[Interface dataset entries]
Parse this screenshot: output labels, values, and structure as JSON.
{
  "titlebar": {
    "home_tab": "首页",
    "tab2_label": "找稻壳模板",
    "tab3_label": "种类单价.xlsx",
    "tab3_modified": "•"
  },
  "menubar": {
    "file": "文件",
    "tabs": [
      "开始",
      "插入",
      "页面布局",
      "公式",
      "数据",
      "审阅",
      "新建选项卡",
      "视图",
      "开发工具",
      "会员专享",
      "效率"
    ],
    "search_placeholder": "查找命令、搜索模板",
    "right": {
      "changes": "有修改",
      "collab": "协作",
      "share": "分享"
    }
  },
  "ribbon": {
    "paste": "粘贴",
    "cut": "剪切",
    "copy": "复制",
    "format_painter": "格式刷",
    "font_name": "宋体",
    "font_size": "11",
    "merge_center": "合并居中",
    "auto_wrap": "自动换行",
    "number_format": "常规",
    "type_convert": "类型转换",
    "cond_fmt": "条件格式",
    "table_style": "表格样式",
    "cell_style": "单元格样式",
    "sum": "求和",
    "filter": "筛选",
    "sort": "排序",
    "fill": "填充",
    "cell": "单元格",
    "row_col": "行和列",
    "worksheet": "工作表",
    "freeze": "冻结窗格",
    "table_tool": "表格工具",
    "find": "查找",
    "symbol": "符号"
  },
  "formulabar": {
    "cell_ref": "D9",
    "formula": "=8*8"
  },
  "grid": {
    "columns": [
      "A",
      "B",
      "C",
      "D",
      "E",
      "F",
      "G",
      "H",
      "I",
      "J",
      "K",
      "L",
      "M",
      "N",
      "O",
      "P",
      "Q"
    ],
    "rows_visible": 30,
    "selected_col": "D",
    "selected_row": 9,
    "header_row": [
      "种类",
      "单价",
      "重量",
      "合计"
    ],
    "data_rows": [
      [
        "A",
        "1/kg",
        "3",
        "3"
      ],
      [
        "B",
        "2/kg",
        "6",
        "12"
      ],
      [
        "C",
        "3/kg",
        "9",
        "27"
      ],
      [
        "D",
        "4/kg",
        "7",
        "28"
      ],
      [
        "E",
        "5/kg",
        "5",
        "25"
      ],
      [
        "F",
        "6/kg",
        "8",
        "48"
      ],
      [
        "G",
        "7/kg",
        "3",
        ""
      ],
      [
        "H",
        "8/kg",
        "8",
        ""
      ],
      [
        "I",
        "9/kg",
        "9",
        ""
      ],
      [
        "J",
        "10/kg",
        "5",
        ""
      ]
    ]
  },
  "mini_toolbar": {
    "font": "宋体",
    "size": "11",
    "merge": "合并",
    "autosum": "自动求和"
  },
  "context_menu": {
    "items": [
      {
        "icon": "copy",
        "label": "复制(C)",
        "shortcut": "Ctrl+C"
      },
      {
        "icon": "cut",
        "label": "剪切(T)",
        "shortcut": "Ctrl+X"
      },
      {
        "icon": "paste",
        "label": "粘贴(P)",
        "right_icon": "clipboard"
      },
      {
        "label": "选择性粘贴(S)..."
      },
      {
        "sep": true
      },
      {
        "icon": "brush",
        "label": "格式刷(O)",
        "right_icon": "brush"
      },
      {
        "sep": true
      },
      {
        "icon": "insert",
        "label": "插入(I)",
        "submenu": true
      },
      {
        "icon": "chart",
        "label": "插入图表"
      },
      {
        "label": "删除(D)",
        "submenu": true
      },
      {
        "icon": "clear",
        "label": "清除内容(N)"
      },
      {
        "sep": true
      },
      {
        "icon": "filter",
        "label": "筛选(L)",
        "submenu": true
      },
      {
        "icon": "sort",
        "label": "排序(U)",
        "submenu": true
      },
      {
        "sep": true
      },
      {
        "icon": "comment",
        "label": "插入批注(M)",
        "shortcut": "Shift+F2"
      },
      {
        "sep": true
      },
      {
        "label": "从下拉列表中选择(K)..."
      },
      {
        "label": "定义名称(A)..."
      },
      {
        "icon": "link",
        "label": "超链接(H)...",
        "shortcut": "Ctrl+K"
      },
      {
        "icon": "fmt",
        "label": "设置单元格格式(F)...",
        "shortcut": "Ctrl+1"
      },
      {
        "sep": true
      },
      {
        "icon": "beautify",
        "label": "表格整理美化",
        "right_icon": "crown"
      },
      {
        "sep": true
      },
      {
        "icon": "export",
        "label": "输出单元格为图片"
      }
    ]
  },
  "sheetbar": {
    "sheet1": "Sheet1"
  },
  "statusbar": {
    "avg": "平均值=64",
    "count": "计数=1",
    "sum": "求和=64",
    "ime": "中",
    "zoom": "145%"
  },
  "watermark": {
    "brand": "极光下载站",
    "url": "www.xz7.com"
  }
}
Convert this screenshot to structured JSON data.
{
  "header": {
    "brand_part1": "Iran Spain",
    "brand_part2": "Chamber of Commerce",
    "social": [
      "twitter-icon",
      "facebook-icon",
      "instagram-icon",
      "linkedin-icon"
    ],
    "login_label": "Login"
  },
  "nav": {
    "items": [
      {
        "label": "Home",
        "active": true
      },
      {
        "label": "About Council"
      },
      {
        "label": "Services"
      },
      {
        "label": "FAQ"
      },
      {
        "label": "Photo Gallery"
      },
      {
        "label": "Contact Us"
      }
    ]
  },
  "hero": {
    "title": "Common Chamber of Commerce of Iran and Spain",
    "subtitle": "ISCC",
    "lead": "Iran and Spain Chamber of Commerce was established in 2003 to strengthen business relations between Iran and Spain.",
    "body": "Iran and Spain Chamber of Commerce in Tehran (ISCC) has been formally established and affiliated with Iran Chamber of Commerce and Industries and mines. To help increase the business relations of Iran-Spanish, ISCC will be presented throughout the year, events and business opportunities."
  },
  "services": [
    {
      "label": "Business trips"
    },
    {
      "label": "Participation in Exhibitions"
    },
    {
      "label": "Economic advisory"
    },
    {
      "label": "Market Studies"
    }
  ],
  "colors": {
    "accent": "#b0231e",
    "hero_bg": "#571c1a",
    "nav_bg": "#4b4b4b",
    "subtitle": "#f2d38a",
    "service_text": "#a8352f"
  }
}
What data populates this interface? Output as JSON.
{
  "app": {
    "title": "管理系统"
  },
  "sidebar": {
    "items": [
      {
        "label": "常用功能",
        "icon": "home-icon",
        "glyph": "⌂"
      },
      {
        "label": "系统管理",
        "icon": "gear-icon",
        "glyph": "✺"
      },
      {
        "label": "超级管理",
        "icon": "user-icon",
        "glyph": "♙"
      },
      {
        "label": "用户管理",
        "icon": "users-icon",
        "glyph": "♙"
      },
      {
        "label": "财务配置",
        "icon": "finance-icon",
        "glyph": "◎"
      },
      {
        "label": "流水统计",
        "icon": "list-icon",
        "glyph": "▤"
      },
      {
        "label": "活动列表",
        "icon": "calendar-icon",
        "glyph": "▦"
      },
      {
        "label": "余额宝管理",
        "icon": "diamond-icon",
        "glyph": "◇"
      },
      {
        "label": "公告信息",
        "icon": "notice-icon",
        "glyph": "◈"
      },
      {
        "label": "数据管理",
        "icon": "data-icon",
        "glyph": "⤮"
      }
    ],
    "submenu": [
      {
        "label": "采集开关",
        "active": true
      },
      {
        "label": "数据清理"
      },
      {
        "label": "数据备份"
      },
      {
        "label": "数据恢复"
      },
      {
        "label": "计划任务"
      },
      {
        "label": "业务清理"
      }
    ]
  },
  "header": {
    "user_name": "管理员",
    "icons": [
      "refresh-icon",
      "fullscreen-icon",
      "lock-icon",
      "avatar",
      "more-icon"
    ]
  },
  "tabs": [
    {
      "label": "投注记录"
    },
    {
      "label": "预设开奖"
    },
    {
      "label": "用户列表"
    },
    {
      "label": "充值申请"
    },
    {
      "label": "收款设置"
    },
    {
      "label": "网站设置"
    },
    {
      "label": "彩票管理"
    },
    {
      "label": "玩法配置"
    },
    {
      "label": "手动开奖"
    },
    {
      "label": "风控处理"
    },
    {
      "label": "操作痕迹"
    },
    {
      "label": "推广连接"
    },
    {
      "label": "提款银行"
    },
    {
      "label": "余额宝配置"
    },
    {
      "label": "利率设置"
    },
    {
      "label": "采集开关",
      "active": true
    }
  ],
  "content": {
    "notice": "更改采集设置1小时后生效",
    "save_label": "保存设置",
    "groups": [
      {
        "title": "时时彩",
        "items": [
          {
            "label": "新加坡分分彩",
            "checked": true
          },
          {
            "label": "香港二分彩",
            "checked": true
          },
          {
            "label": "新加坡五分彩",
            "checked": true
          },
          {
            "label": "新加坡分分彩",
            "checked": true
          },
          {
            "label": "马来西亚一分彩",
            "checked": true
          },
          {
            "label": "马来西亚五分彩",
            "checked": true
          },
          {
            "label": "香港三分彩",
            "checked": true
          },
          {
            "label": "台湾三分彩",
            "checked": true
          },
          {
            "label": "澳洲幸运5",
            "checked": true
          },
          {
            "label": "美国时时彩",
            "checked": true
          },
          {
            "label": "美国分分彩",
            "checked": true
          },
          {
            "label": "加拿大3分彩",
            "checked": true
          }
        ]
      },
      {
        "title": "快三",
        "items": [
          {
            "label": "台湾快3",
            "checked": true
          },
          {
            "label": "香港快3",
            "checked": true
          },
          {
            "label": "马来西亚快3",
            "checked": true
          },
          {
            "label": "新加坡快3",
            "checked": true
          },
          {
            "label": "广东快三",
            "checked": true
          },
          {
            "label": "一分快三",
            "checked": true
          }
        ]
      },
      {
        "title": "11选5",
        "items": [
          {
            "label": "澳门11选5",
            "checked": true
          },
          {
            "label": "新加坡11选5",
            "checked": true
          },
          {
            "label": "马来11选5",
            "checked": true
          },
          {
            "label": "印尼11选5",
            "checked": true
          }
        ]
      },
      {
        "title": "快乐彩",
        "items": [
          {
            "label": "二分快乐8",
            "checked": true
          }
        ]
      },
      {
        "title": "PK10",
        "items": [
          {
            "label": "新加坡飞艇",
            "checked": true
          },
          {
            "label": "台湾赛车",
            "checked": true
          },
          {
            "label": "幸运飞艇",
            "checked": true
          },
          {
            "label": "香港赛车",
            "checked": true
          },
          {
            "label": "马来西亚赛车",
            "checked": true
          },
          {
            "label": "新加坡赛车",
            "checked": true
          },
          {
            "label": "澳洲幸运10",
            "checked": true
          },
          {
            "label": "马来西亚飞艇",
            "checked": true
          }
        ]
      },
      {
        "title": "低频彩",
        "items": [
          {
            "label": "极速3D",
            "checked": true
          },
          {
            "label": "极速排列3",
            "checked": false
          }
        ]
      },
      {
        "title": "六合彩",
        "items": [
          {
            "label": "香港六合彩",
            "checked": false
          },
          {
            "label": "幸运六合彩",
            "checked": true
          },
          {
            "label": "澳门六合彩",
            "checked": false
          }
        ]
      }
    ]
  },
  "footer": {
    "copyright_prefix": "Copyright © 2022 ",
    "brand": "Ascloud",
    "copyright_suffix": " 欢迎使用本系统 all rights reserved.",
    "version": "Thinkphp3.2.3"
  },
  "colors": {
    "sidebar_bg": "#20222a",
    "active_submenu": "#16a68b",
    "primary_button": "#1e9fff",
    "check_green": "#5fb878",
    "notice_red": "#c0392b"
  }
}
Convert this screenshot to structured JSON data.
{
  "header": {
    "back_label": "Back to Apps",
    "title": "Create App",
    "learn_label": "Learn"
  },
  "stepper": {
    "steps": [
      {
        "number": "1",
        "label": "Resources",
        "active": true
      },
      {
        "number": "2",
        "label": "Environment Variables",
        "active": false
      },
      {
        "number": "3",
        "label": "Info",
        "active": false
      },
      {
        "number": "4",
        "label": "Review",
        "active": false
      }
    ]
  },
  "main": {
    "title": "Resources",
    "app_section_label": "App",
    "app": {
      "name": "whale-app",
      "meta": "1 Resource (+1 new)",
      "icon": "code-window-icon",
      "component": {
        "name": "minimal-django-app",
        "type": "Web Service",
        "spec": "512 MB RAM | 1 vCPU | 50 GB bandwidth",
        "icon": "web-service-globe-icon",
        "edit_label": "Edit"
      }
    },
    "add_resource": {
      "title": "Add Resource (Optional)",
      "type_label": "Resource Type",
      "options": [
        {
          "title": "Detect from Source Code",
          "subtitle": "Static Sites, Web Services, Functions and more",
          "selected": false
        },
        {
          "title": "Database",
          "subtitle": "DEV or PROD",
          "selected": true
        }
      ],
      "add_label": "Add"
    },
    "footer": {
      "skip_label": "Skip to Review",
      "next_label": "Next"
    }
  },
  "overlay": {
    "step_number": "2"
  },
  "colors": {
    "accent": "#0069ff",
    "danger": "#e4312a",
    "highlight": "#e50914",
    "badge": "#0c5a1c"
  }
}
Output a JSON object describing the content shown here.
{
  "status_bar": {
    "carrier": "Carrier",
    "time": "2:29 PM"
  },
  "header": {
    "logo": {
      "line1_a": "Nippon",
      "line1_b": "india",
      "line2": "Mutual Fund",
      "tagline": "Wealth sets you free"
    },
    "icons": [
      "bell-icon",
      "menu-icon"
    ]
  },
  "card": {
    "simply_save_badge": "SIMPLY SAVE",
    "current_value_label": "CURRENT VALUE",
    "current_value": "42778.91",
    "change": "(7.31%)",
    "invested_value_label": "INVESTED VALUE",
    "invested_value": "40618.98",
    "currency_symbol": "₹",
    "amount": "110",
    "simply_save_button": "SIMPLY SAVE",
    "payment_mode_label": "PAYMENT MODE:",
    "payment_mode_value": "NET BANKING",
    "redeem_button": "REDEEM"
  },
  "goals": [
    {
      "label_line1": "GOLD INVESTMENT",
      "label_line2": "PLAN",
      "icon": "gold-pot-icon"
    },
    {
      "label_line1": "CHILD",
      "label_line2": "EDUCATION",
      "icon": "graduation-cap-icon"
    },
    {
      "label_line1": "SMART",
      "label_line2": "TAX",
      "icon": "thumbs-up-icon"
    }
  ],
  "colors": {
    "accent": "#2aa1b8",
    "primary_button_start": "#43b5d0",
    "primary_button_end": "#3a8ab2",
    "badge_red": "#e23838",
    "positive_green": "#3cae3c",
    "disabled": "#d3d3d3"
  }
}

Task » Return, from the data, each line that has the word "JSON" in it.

Result below »
Parse this screenshot: output labels, values, and structure as JSON.
Convert this screenshot to structured JSON data.
What data populates this interface? Output as JSON.
Convert this screenshot to structured JSON data.
Output a JSON object describing the content shown here.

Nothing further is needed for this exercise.